While there are several options for an initial VA loan, there are only two options for refinancing.
Streamline Refinance or IRRRL
First, you have a VA streamline refinance, which is also known as an IRRRL loan. Unlike a cash-out refinance, an IRRRL loan is beneficial if you want a lower interest rate or transition to a fixed-rate mortgage.
To qualify for this loan, you must have a VA mortgage, and the new rate must be lower than what you currently have. The one exception regarding the rate is if you’re refinancing from an adjustable-rate to a fixed-rate mortgage. Additionally, you must be able to present the Certificate of Eligibility from the VA loan you wish to refinance.
The benefit of this refinance is that, unlike most refinance options, it doesn’t require the home to be your primary residence. Also, you don’t need to shell out thousands because you can include any closing costs into the refinance.
So if you transfer to another station, this option presents the opportunity for you to keep your home without actually living it.
Cash-Out Refinance For Veterans
Choosing a cash-out refinance is an excellent option for veterans who wish to tap into their home equity. Unlike an IRRRL loan, you can choose this option even if you have a conventional loan.
For this type of refinancing, lenders will typically require a VA appraisal. As mentioned earlier, this is to get your property’s estimated market value and confirm that your home meets the minimum standards. Additionally, this property must be your primary residence, and you must qualify for a VA Certificate of Eligibility.
The general rule of thumb is that the total amount you can refinance will be up to 100 percent of the appraisal value. While you must pay all the closing costs up front, you have the option to use some of the equity from the loan as payment.
Consider Additional Costs

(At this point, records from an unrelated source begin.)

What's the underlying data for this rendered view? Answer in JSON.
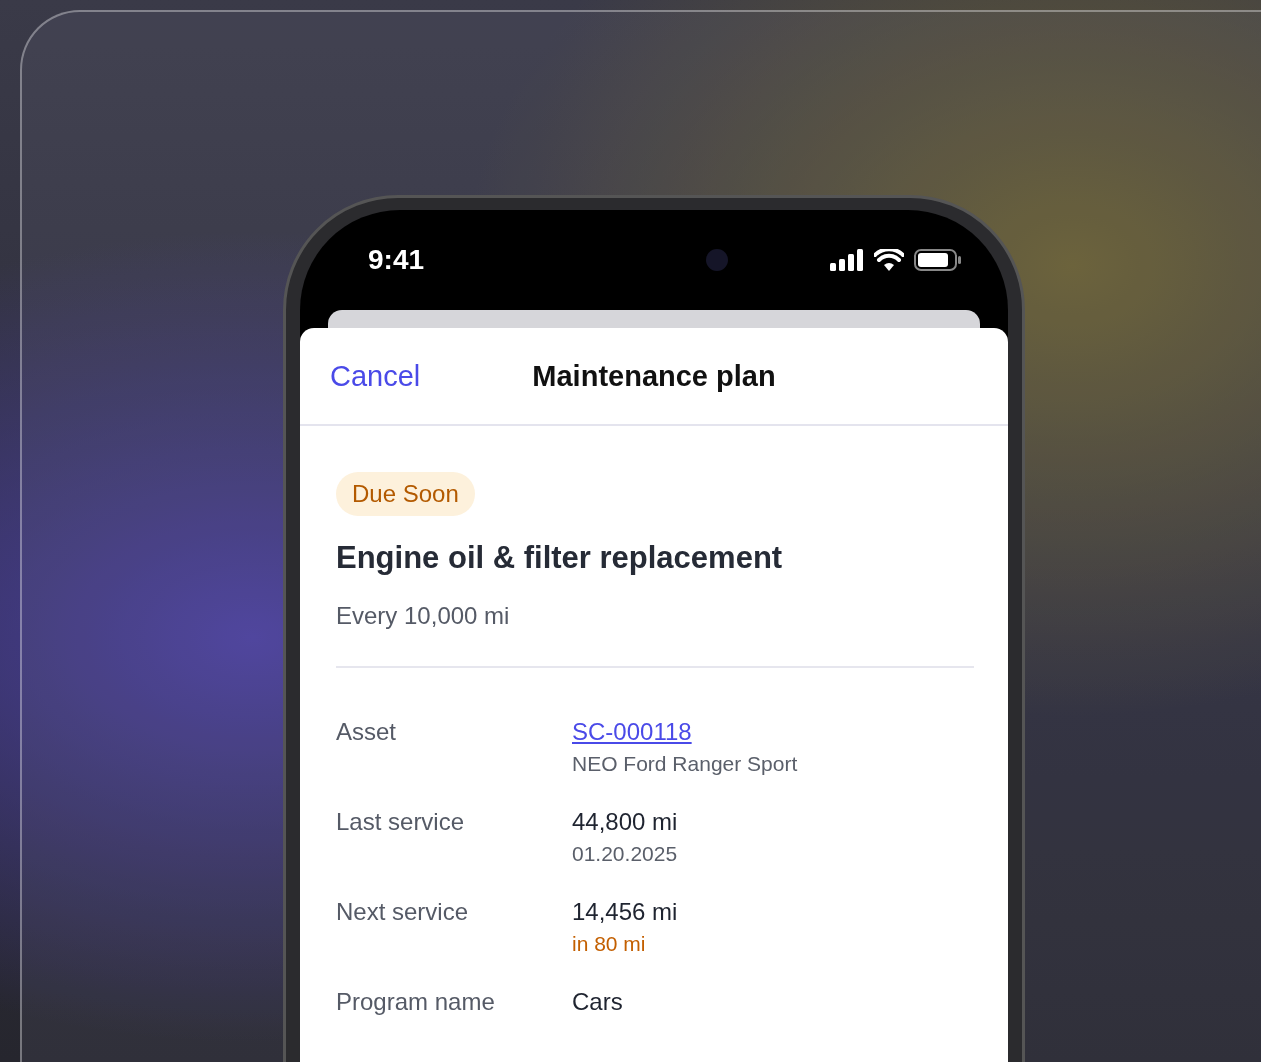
{
  "status_bar": {
    "time": "9:41"
  },
  "header": {
    "cancel": "Cancel",
    "title": "Maintenance plan"
  },
  "plan": {
    "badge": "Due Soon",
    "title": "Engine oil & filter replacement",
    "interval": "Every 10,000 mi"
  },
  "details": [
    {
      "label": "Asset",
      "value": "SC-000118",
      "sub": "NEO Ford Ranger Sport",
      "kind": "link"
    },
    {
      "label": "Last service",
      "value": "44,800 mi",
      "sub": "01.20.2025",
      "kind": "plain"
    },
    {
      "label": "Next service",
      "value": "14,456 mi",
      "sub": "in 80 mi",
      "kind": "warning"
    },
    {
      "label": "Program name",
      "value": "Cars",
      "kind": "plain"
    }
  ]
}
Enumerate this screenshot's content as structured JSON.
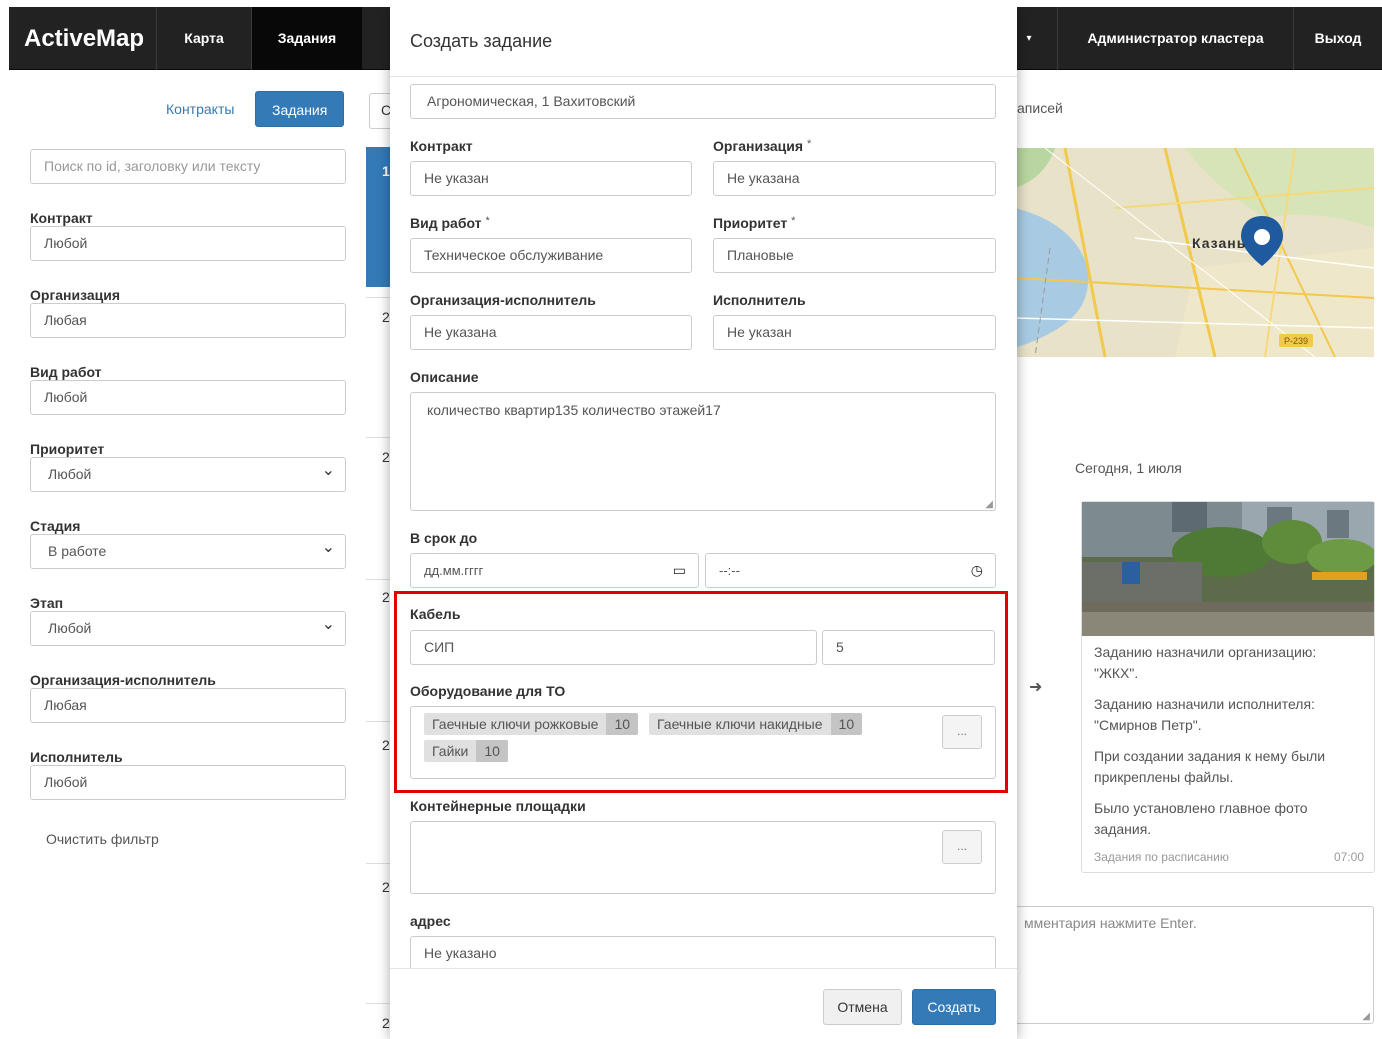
{
  "navbar": {
    "brand": "ActiveMap",
    "items": [
      "Карта",
      "Задания"
    ],
    "admin": "Администратор кластера",
    "logout": "Выход"
  },
  "sidebar": {
    "tab_contracts": "Контракты",
    "tab_tasks": "Задания",
    "search_placeholder": "Поиск по id, заголовку или тексту",
    "filters": [
      {
        "label": "Контракт",
        "value": "Любой"
      },
      {
        "label": "Организация",
        "value": "Любая"
      },
      {
        "label": "Вид работ",
        "value": "Любой"
      },
      {
        "label": "Приоритет",
        "value": "Любой"
      },
      {
        "label": "Стадия",
        "value": "В работе"
      },
      {
        "label": "Этап",
        "value": "Любой"
      },
      {
        "label": "Организация-исполнитель",
        "value": "Любая"
      },
      {
        "label": "Исполнитель",
        "value": "Любой"
      }
    ],
    "clear": "Очистить фильтр"
  },
  "list": {
    "nums": [
      "1",
      "2",
      "2",
      "2",
      "2",
      "2",
      "2"
    ],
    "edge_letter": "С"
  },
  "right": {
    "records_suffix": "аписей",
    "map_city": "Казань",
    "map_road": "Р-239",
    "today": "Сегодня, 1 июля",
    "events": [
      "Заданию назначили организацию: \"ЖКХ\".",
      "Заданию назначили исполнителя: \"Смирнов Петр\".",
      "При создании задания к нему были прикреплены файлы.",
      "Было установлено главное фото задания."
    ],
    "footer": "Задания по расписанию",
    "time": "07:00",
    "comment_placeholder": "мментария нажмите Enter."
  },
  "modal": {
    "title": "Создать задание",
    "address_value": "Агрономическая, 1 Вахитовский",
    "contract_label": "Контракт",
    "contract_value": "Не указан",
    "org_label": "Организация",
    "org_value": "Не указана",
    "work_label": "Вид работ",
    "work_value": "Техническое обслуживание",
    "priority_label": "Приоритет",
    "priority_value": "Плановые",
    "exec_org_label": "Организация-исполнитель",
    "exec_org_value": "Не указана",
    "executor_label": "Исполнитель",
    "executor_value": "Не указан",
    "desc_label": "Описание",
    "desc_value": "количество квартир135 количество этажей17",
    "deadline_label": "В срок до",
    "date_placeholder": "дд.мм.гггг",
    "time_placeholder": "--:--",
    "cable_label": "Кабель",
    "cable_value": "СИП",
    "cable_qty": "5",
    "equip_label": "Оборудование для ТО",
    "equip_tags": [
      {
        "name": "Гаечные ключи рожковые",
        "count": "10"
      },
      {
        "name": "Гаечные ключи накидные",
        "count": "10"
      },
      {
        "name": "Гайки",
        "count": "10"
      }
    ],
    "dots": "...",
    "containers_label": "Контейнерные площадки",
    "addr_label": "адрес",
    "addr_value": "Не указано",
    "required_mark": "*",
    "cancel": "Отмена",
    "create": "Создать"
  }
}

A VA refinance loan comes with similar closing costs and other fees that you would find with a conventional refinance. However, you must be aware that VA refinance loans also come with a VA funding fee.
The total funding fee amount for your refinance takes several factors into consideration. It looks at whether your loan is VA-backed or VA direct, the entirety of the loan amount and the refinance loan type. It’s always best practice to determine if the lender adds on any other costs such as interest on the loan.
There is some good news if the fee deters you from considering a VA refinance loan. If you fall into one of three categories, you’ll be exempt from paying the VA funding fee. These include:
- Active duty service members who receive a Purple Heart
- Surviving spouses of members who passed away in the line of duty
- Suffering from a service-related injury or disability
The number of times you can refinance your VA loan with either option is limitless. However, you must undergo a certain waiting period before applying to refinance again. For example, you must wait at least 210 days from the first payment on the loan and make six consecutive monthly payments.
Gather Required Documents Ahead of Time
Before starting the application process, it’s beneficial to inquire what documents you’ll need to gather. Worst case scenario, there’s another hard pull on your credit because time ran out while you were scrambling to gather any documents.
If you decide a cash-out refinance is the right option, your lender may request several documents in addition to pay stubs, at least two years of tax returns and any W2s.
IRRRL loans require a Certificate of Eligibility. Specifically, the one you used to get the VA loan you’re trying to refinance.
Take Control by Refinancing a VA Loan
Refinancing a VA loan doesn’t have to be complicated. Get in touch with an Titan Mutual Lending VA Lending Specialist to see how we can help you take control of one of your most significant assets.
If you know anyone that’s fallen on hard times or is transitioning from the military with no place to sleep, a veteran association may be able to help. Ones like the Veterans Association of America check for eligibility and help veterans requiring housing accommodation.